Next, Richardson and Roubini on the state of the banking system:
We Can’t Subsidize the Banks Forever, by Mathew Richardson and Nouriel Roubini, Commentary, WSJ: The results of the government’s stress tests on banks, to be released in a few days, will not mark the beginning of the end of the financial crisis. If we are to believe the leaks, the results will show that there might be a few problems at some of the regional banks and Citigroup and Bank of America may need some more capital if things get worse. But the overall message is that the sector is in pretty good shape.
This would be good news if it were credible. But the International Monetary Fund has just released a study of estimated losses on U.S. loans and securities. It was very bleak — $2.7 trillion, double the estimated losses of six months ago. Our estimates at RGE Monitor are even higher, at $3.6 trillion, implying that the financial system is currently near insolvency in the aggregate. With the U.S. banks and broker-dealers accounting for more than half these losses there is a huge disconnect between these estimated losses and the regulators’ conclusions. …
Federal Reserve Chairman Ben Bernanke told Congress Tuesday that the economy should pull out of a recession and start growing again later this year.

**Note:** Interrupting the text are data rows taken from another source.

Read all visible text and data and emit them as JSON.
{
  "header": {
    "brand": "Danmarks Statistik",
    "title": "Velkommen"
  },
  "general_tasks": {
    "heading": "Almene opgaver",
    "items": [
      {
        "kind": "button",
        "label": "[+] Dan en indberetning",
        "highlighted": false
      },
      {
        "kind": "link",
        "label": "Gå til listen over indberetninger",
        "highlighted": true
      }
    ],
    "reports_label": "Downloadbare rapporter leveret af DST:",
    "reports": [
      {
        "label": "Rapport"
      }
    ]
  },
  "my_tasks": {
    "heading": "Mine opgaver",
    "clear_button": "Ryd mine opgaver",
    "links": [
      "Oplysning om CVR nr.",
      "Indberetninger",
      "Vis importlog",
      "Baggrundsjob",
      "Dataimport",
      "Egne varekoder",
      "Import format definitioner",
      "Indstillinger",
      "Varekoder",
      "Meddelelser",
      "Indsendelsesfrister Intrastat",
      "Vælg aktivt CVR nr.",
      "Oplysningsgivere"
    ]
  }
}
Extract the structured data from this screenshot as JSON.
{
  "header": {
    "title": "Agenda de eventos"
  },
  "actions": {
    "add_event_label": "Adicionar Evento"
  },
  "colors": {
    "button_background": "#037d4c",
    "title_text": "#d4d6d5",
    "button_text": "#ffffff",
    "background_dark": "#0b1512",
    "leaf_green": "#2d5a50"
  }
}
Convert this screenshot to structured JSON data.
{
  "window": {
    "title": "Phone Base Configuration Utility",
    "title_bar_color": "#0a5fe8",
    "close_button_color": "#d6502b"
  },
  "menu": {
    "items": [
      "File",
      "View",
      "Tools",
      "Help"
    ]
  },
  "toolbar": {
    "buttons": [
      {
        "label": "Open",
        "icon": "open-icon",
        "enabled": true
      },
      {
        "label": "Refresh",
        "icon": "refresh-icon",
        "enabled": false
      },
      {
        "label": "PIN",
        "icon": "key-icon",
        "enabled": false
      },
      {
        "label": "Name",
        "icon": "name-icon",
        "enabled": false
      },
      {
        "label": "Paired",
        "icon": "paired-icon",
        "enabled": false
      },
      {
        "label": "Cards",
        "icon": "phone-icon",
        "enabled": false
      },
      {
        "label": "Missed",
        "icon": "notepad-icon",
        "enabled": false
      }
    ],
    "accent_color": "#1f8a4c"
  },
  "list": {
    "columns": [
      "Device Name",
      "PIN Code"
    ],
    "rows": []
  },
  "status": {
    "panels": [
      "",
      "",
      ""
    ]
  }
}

As Michigan’s economy continues to suffer, people are offering themselves up as medical guinea pigs for a quick buck to make ends meet. Some are selling plasma, others their hair for hundreds on the Internet, while others take the more extreme road by wanting to sell their eggs or participate in medical studies in exchange for payment and free medical exams.